Records from a dataset:
******

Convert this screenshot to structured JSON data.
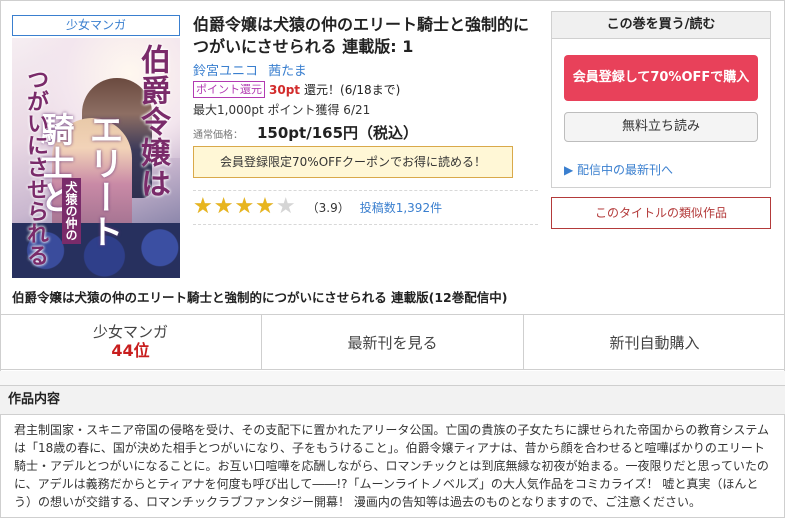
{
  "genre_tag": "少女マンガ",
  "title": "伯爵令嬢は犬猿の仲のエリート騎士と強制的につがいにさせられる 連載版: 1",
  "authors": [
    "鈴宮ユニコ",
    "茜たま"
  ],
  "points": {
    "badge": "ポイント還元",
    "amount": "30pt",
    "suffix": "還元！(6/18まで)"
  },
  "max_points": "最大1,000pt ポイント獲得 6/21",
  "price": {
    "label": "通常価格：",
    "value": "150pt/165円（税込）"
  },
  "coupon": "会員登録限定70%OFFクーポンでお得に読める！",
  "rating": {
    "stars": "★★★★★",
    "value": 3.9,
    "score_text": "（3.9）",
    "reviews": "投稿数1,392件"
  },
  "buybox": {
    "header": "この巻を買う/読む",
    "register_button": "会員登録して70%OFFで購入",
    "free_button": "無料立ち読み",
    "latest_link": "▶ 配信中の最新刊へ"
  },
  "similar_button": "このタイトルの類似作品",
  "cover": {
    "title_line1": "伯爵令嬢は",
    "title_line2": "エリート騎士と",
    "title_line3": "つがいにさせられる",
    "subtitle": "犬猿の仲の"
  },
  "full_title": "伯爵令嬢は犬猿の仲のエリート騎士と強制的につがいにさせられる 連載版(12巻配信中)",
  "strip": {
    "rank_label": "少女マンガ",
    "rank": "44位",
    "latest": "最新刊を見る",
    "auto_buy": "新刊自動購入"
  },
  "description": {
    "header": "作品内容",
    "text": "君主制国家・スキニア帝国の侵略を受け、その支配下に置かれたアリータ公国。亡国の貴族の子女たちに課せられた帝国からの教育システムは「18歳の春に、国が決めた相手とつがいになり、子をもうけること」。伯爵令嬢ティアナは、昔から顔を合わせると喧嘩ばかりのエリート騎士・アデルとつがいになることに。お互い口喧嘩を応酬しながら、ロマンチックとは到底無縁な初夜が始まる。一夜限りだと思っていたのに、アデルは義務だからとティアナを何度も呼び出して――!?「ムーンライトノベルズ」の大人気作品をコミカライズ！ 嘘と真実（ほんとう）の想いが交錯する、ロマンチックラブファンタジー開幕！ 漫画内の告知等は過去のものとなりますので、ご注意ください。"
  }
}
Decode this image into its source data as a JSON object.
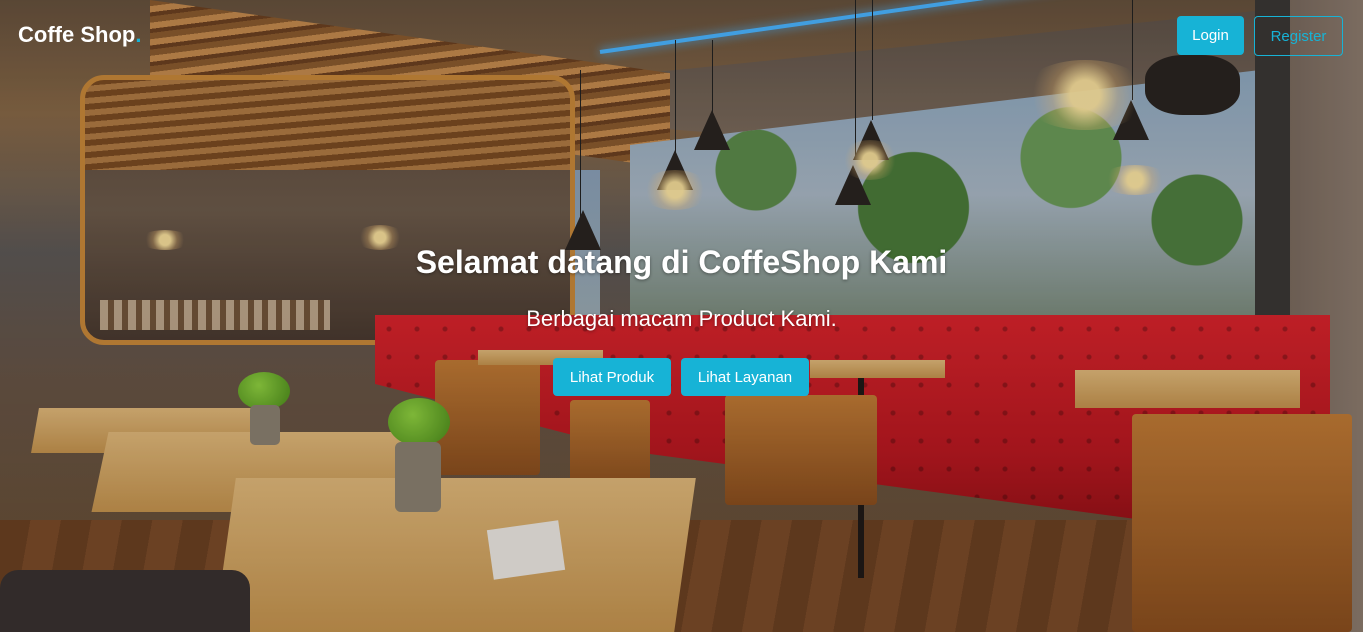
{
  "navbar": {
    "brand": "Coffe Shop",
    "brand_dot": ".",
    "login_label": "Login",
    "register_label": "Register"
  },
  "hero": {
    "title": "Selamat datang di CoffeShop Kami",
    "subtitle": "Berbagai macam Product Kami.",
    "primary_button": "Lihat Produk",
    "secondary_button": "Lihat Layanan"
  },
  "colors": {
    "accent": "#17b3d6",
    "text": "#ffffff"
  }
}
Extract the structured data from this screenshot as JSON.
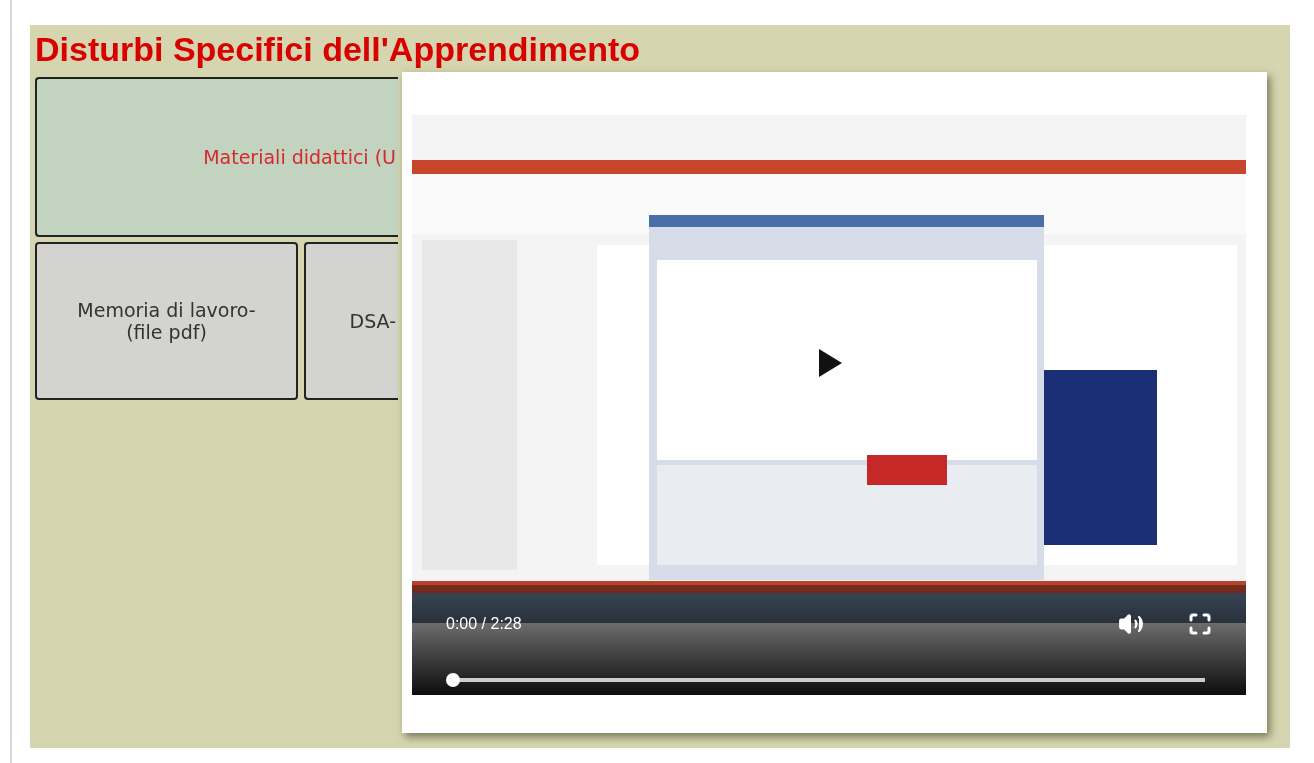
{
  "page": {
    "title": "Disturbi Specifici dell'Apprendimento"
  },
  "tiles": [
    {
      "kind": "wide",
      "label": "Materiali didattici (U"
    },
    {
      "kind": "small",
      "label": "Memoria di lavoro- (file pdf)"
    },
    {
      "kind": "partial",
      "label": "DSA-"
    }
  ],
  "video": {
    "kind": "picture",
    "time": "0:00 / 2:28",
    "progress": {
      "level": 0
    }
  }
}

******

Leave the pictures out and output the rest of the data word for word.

TASK RESULT:
Convert this screenshot to structured JSON data.
{
  "genre_tag": "少女マンガ",
  "title": "伯爵令嬢は犬猿の仲のエリート騎士と強制的につがいにさせられる 連載版: 1",
  "authors": [
    "鈴宮ユニコ",
    "茜たま"
  ],
  "points": {
    "badge": "ポイント還元",
    "amount": "30pt",
    "suffix": "還元！(6/18まで)"
  },
  "max_points": "最大1,000pt ポイント獲得 6/21",
  "price": {
    "label": "通常価格：",
    "value": "150pt/165円（税込）"
  },
  "coupon": "会員登録限定70%OFFクーポンでお得に読める！",
  "rating": {
    "stars": "★★★★★",
    "value": 3.9,
    "score_text": "（3.9）",
    "reviews": "投稿数1,392件"
  },
  "buybox": {
    "header": "この巻を買う/読む",
    "register_button": "会員登録して70%OFFで購入",
    "free_button": "無料立ち読み",
    "latest_link": "▶ 配信中の最新刊へ"
  },
  "similar_button": "このタイトルの類似作品",
  "cover": {
    "title_line1": "伯爵令嬢は",
    "title_line2": "エリート騎士と",
    "title_line3": "つがいにさせられる",
    "subtitle": "犬猿の仲の"
  },
  "full_title": "伯爵令嬢は犬猿の仲のエリート騎士と強制的につがいにさせられる 連載版(12巻配信中)",
  "strip": {
    "rank_label": "少女マンガ",
    "rank": "44位",
    "latest": "最新刊を見る",
    "auto_buy": "新刊自動購入"
  },
  "description": {
    "header": "作品内容",
    "text": "君主制国家・スキニア帝国の侵略を受け、その支配下に置かれたアリータ公国。亡国の貴族の子女たちに課せられた帝国からの教育システムは「18歳の春に、国が決めた相手とつがいになり、子をもうけること」。伯爵令嬢ティアナは、昔から顔を合わせると喧嘩ばかりのエリート騎士・アデルとつがいになることに。お互い口喧嘩を応酬しながら、ロマンチックとは到底無縁な初夜が始まる。一夜限りだと思っていたのに、アデルは義務だからとティアナを何度も呼び出して――!?「ムーンライトノベルズ」の大人気作品をコミカライズ！ 嘘と真実（ほんとう）の想いが交錯する、ロマンチックラブファンタジー開幕！ 漫画内の告知等は過去のものとなりますので、ご注意ください。"
  }
}
Decode this image into its source data as a JSON object.
{
  "navbar": {
    "brand": "Coffe Shop",
    "brand_dot": ".",
    "login_label": "Login",
    "register_label": "Register"
  },
  "hero": {
    "title": "Selamat datang di CoffeShop Kami",
    "subtitle": "Berbagai macam Product Kami.",
    "primary_button": "Lihat Produk",
    "secondary_button": "Lihat Layanan"
  },
  "colors": {
    "accent": "#17b3d6",
    "text": "#ffffff"
  }
}
Extract the structured data from this screenshot as JSON.
{
  "page": {
    "title": "Disturbi Specifici dell'Apprendimento"
  },
  "tiles": [
    {
      "kind": "wide",
      "label": "Materiali didattici (U"
    },
    {
      "kind": "small",
      "label": "Memoria di lavoro- (file pdf)"
    },
    {
      "kind": "partial",
      "label": "DSA-"
    }
  ],
  "video": {
    "kind": "picture",
    "time": "0:00 / 2:28",
    "progress": {
      "level": 0
    }
  }
}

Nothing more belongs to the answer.